First and foremost, using a mortgage broker will take the leg work out of looking for a mortgage; they’ll search the market and compare the different deals that are available to you, looking at not only the interest rates on offer but other charges such as booking fees. These may affect the overall cost of your mortgage.
When a mortgage broker makes a product recommendation to a client, he or she gives financial advice. This means that mortgage brokers must have qualifications in order to operate within their field - and that they have a duty of care to their clients to give the best advice possible.
If you take out a mortgage via a broker and it later transpires that you’ve done so based on incorrect information or an error, you’ll have recourse to complain and seek compensation.
That’s unlikely to be the case if you take out a mortgage without seeking advice and later decide it wasn’t the right deal for you.

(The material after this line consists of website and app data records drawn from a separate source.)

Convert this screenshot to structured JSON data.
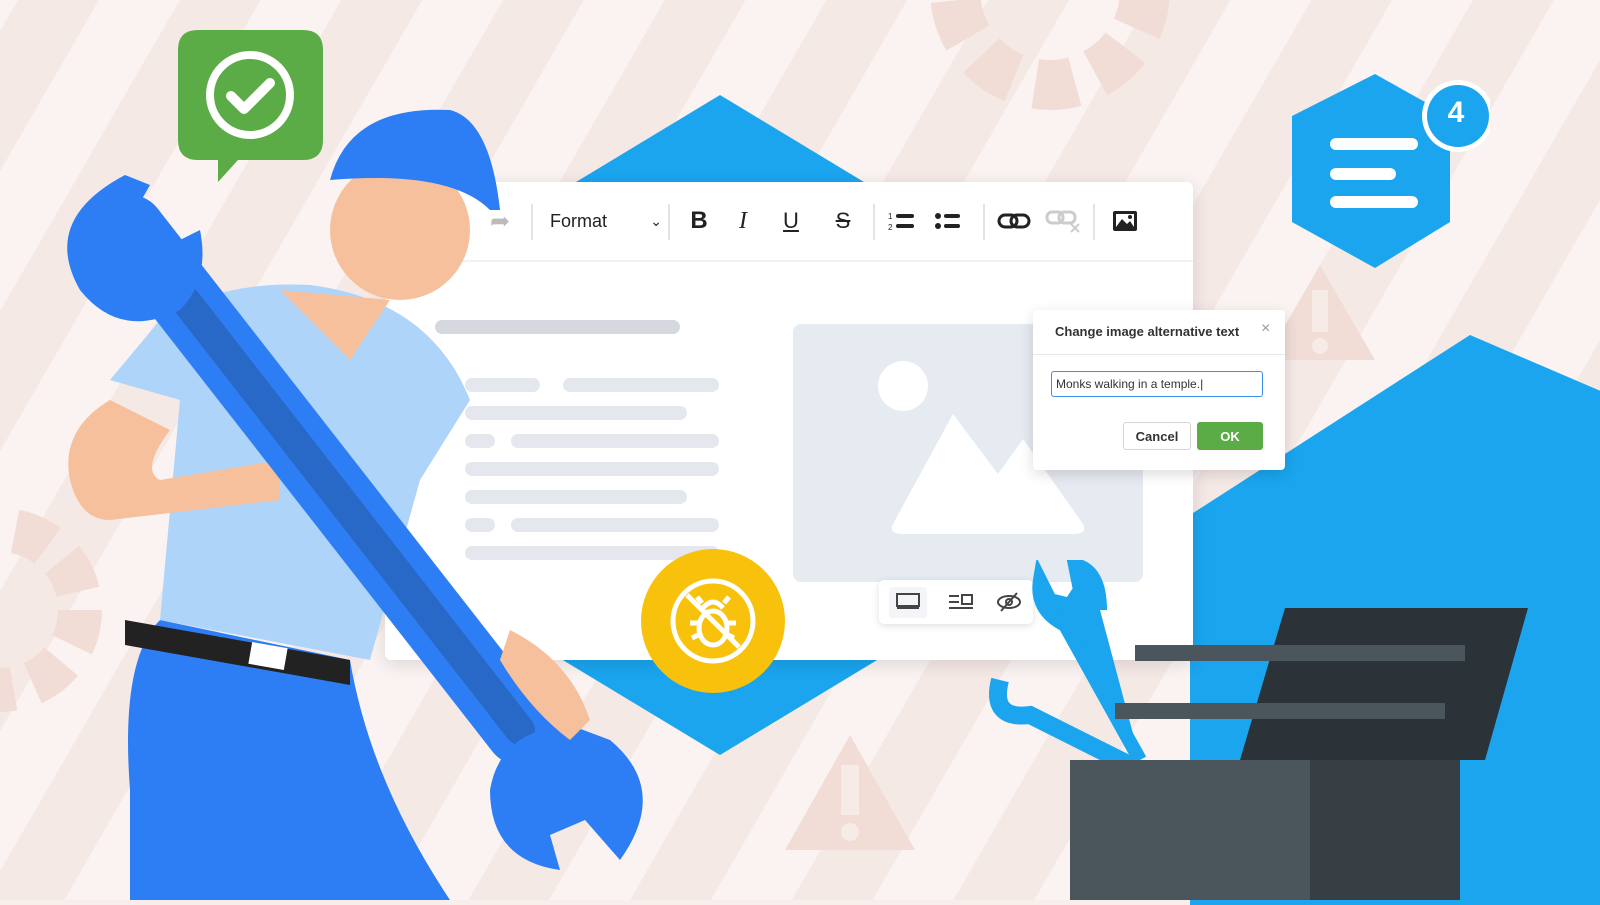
{
  "toolbar": {
    "format_label": "Format",
    "items": [
      "redo-icon",
      "format-dropdown",
      "bold-icon",
      "italic-icon",
      "underline-icon",
      "strikethrough-icon",
      "numbered-list-icon",
      "bullet-list-icon",
      "link-icon",
      "unlink-icon",
      "image-icon"
    ]
  },
  "dialog": {
    "title": "Change image alternative text",
    "input_value": "Monks walking in a temple.",
    "cancel_label": "Cancel",
    "ok_label": "OK"
  },
  "image_toolbar": {
    "items": [
      "full-width-icon",
      "text-wrap-icon",
      "hide-icon"
    ]
  },
  "notification": {
    "count": "4"
  },
  "colors": {
    "accent_blue": "#1aa5ee",
    "ok_green": "#5bab46",
    "bug_yellow": "#f8c20c",
    "worker_blue": "#2d7ef4"
  }
}
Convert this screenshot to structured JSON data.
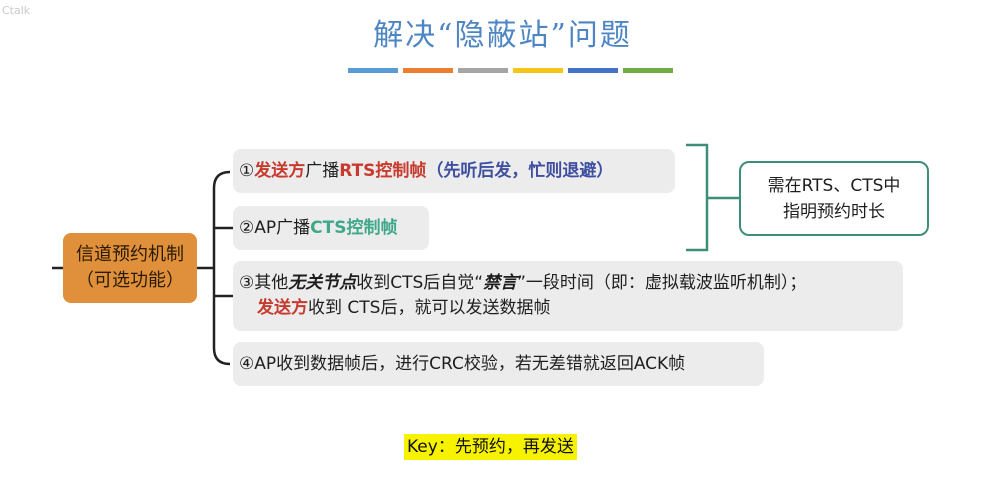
{
  "watermark": "Ctalk",
  "title": "解决“隐蔽站”问题",
  "color_bars": [
    "#5b9bd5",
    "#ed7d31",
    "#a5a5a5",
    "#f5c518",
    "#4472c4",
    "#70ad47"
  ],
  "root": {
    "line1": "信道预约机制",
    "line2": "（可选功能）"
  },
  "item1": {
    "num": "①",
    "sender": "发送方",
    "mid": "广播",
    "frame": "RTS控制帧",
    "paren": "（先听后发，忙则退避）"
  },
  "item2": {
    "num": "②",
    "prefix": "AP广播",
    "frame": "CTS控制帧"
  },
  "item3": {
    "num": "③",
    "prefix": "其他",
    "stations": "无关节点",
    "mid": "收到CTS后自觉“",
    "silence": "禁言",
    "rest": "”一段时间（即：虚拟载波监听机制）；",
    "sender": "发送方",
    "line2": "收到 CTS后，就可以发送数据帧"
  },
  "item4": {
    "text": "④AP收到数据帧后，进行CRC校验，若无差错就返回ACK帧"
  },
  "note": {
    "line1": "需在RTS、CTS中",
    "line2": "指明预约时长"
  },
  "key": "Key：先预约，再发送",
  "colors": {
    "title": "#4e86c4",
    "root": "#e0903a",
    "accent_red": "#c73a2e",
    "accent_teal": "#3fa88a",
    "note_border": "#3f8f78",
    "key_bg": "#f7f200"
  }
}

Some mortgage brokers - particularly those who are experienced - may also have contacts at different banks and building societies that will help to ensure your mortgage application is processed smoothly and efficiently.
Finally, a good mortgage broker should be able to help you with making other financial decisions that are often associated with moving home. You might find they can recommend an appropriate life insurance policy for you, or find you a good deal on buildings insurance.